The infection of melon plants by Melon necrotic spot virus (MNSV) and the development of necrotic disease symptoms are a seasonal occurrence in Japan, which take place between winter and early summer, but not during mid-summer. In this paper we investigate the effect of three different temperatures (15, 20, and 25°C) on the local and systemic expression of MNSV in melon plants.

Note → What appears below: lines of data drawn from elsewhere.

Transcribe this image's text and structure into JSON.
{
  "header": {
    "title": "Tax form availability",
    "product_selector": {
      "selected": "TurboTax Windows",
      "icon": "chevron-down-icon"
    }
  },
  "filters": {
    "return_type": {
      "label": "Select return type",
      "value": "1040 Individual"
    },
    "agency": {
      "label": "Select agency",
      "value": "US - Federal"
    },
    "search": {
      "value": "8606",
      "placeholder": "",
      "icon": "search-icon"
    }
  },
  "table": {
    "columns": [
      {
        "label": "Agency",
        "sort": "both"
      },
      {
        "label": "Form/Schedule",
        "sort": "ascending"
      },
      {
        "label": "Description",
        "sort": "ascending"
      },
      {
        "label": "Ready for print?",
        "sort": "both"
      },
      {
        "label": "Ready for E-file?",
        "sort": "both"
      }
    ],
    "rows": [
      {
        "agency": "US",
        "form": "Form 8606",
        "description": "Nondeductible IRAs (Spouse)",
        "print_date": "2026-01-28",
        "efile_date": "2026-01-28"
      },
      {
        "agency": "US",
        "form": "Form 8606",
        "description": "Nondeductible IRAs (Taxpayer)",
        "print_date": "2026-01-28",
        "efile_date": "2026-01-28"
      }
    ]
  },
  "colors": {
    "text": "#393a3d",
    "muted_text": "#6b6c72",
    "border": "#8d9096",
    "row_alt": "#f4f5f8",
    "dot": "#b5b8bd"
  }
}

Previously, the incidence of plants expressing systemic symptoms caused by MNSV and other viruses was found to be greater at temperatures less than 20°C. In this study, our temperature-shift experiments support previous studies that found the expression of systemic symptoms increases as temperature falls from 25 to 20°C and decreases as temperature rises from 20 to 25°C. However, MNSV replication in melon cells and local viral movement within leaves following the inoculation of melon protoplasts or cotyledons were more frequent at 25°C than at 15 or 20°C.

Additional keywords:global climate change, methyl bromide, Olpidium bornovanus, posttranscriptional gene silencing, soilborne disease, symptom development.

© 2008 The American Phytopathological Society